• **Your objective**:
Gather every line in the records below that contains the word "Eylül".

━━━━━━━━

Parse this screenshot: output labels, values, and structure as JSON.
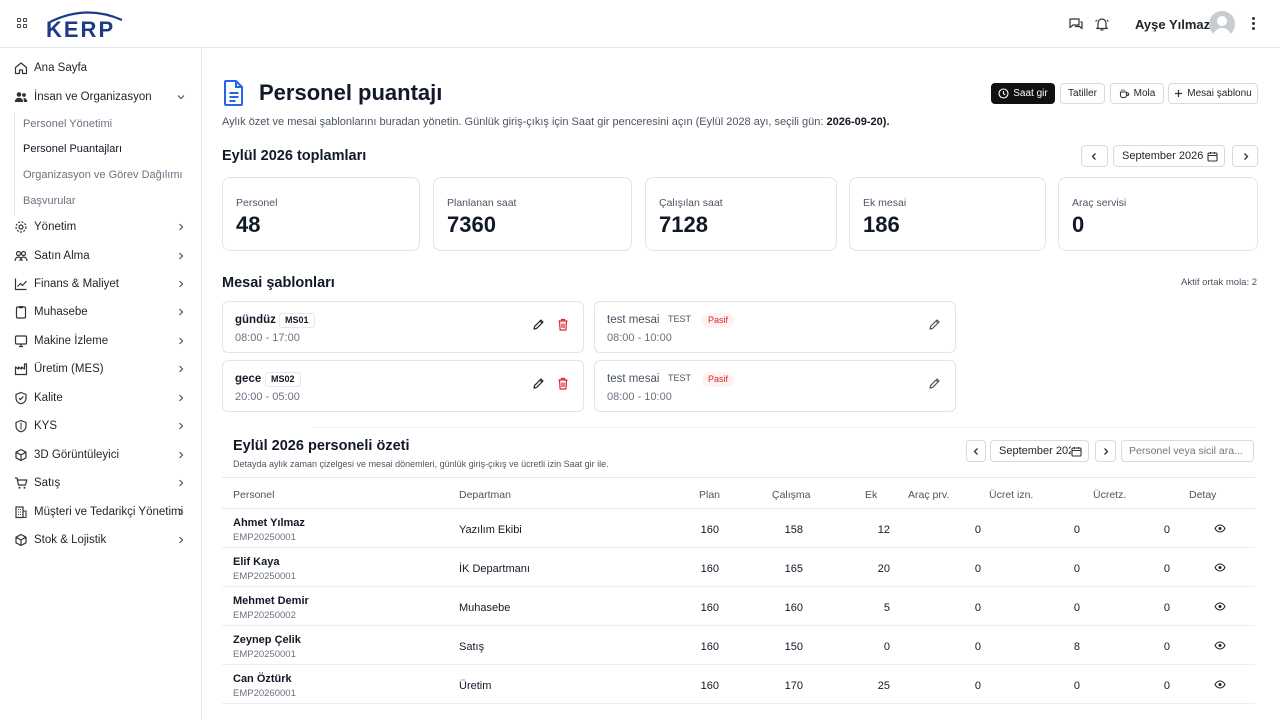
{
  "header": {
    "logo_text": "KERP",
    "user_name": "Ayşe Yılmaz"
  },
  "sidebar": {
    "items": [
      {
        "label": "Ana Sayfa",
        "icon": "home-icon"
      },
      {
        "label": "İnsan ve Organizasyon",
        "icon": "people-icon",
        "expanded": true
      },
      {
        "label": "Yönetim",
        "icon": "gear-icon"
      },
      {
        "label": "Satın Alma",
        "icon": "handshake-icon"
      },
      {
        "label": "Finans & Maliyet",
        "icon": "chart-line-icon"
      },
      {
        "label": "Muhasebe",
        "icon": "clipboard-icon"
      },
      {
        "label": "Makine İzleme",
        "icon": "monitor-icon"
      },
      {
        "label": "Üretim (MES)",
        "icon": "factory-icon"
      },
      {
        "label": "Kalite",
        "icon": "shield-check-icon"
      },
      {
        "label": "KYS",
        "icon": "shield-icon"
      },
      {
        "label": "3D Görüntüleyici",
        "icon": "cube-icon"
      },
      {
        "label": "Satış",
        "icon": "cart-icon"
      },
      {
        "label": "Müşteri ve Tedarikçi Yönetimi",
        "icon": "building-icon"
      },
      {
        "label": "Stok & Lojistik",
        "icon": "box-icon"
      }
    ],
    "sub_items": [
      {
        "label": "Personel Yönetimi",
        "active": false
      },
      {
        "label": "Personel Puantajları",
        "active": true
      },
      {
        "label": "Organizasyon ve Görev Dağılımı",
        "active": false
      },
      {
        "label": "Başvurular",
        "active": false
      }
    ]
  },
  "page": {
    "title": "Personel puantajı",
    "description": "Aylık özet ve mesai şablonlarını buradan yönetin. Günlük giriş-çıkış için Saat gir penceresini açın (Eylül 2028 ayı, seçili gün:",
    "selected_day": "2026-09-20",
    "description_end": ")."
  },
  "actions": {
    "saat_gir": "Saat gir",
    "tatiller": "Tatiller",
    "mola": "Mola",
    "mesai_sablonu": "Mesai şablonu"
  },
  "totals": {
    "title": "Eylül 2026 toplamları",
    "month_value": "September 2026",
    "cards": [
      {
        "label": "Personel",
        "value": "48"
      },
      {
        "label": "Planlanan saat",
        "value": "7360"
      },
      {
        "label": "Çalışılan saat",
        "value": "7128"
      },
      {
        "label": "Ek mesai",
        "value": "186"
      },
      {
        "label": "Araç servisi",
        "value": "0"
      }
    ]
  },
  "templates": {
    "title": "Mesai şablonları",
    "active_break_text": "Aktif ortak mola: 2",
    "items": [
      {
        "name": "gündüz",
        "code": "MS01",
        "time": "08:00 - 17:00",
        "status": "",
        "active": true
      },
      {
        "name": "test mesai",
        "code": "TEST",
        "time": "08:00 - 10:00",
        "status": "Pasif",
        "active": false
      },
      {
        "name": "gece",
        "code": "MS02",
        "time": "20:00 - 05:00",
        "status": "",
        "active": true
      },
      {
        "name": "test mesai",
        "code": "TEST",
        "time": "08:00 - 10:00",
        "status": "Pasif",
        "active": false
      }
    ]
  },
  "summary": {
    "title": "Eylül 2026 personeli özeti",
    "description": "Detayda aylık zaman çizelgesi ve mesai dönemleri, günlük giriş-çıkış ve ücretli izin Saat gir ile.",
    "month_value": "September 2026",
    "search_placeholder": "Personel veya sicil ara...",
    "columns": [
      "Personel",
      "Departman",
      "Plan",
      "Çalışma",
      "Ek",
      "Araç prv.",
      "Ücret izn.",
      "Ücretz.",
      "Detay"
    ],
    "rows": [
      {
        "name": "Ahmet Yılmaz",
        "code": "EMP20250001",
        "department": "Yazılım Ekibi",
        "plan": "160",
        "work": "158",
        "extra": "12",
        "vehicle": "0",
        "paid_leave": "0",
        "unpaid": "0"
      },
      {
        "name": "Elif Kaya",
        "code": "EMP20250001",
        "department": "İK Departmanı",
        "plan": "160",
        "work": "165",
        "extra": "20",
        "vehicle": "0",
        "paid_leave": "0",
        "unpaid": "0"
      },
      {
        "name": "Mehmet Demir",
        "code": "EMP20250002",
        "department": "Muhasebe",
        "plan": "160",
        "work": "160",
        "extra": "5",
        "vehicle": "0",
        "paid_leave": "0",
        "unpaid": "0"
      },
      {
        "name": "Zeynep Çelik",
        "code": "EMP20250001",
        "department": "Satış",
        "plan": "160",
        "work": "150",
        "extra": "0",
        "vehicle": "0",
        "paid_leave": "8",
        "unpaid": "0"
      },
      {
        "name": "Can Öztürk",
        "code": "EMP20260001",
        "department": "Üretim",
        "plan": "160",
        "work": "170",
        "extra": "25",
        "vehicle": "0",
        "paid_leave": "0",
        "unpaid": "0"
      }
    ]
  },
  "colors": {
    "accent": "#1e3a8a",
    "danger": "#dc2626",
    "primary_button": "#111111"
  }
}
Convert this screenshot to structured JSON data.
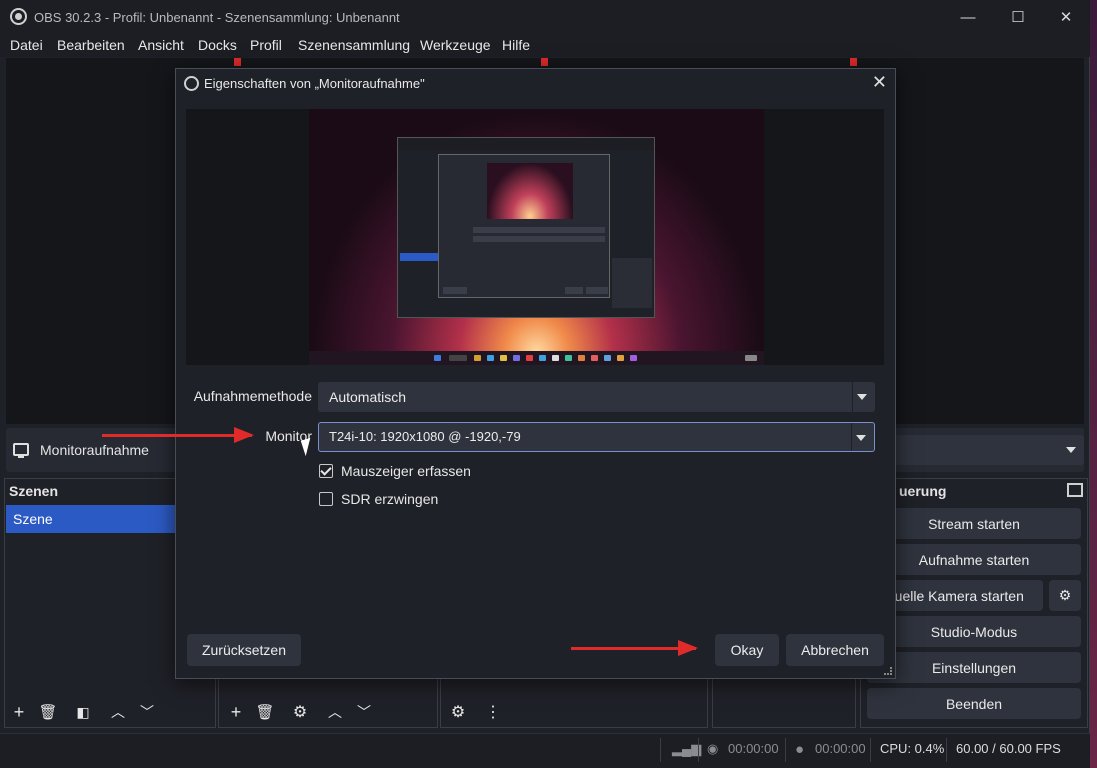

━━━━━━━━

• **Exercise answer**:
    "description": "Aylık özet ve mesai şablonlarını buradan yönetin. Günlük giriş-çıkış için Saat gir penceresini açın (Eylül 2028 ayı, seçili gün:",
    "title": "Eylül 2026 toplamları",
    "title": "Eylül 2026 personeli özeti",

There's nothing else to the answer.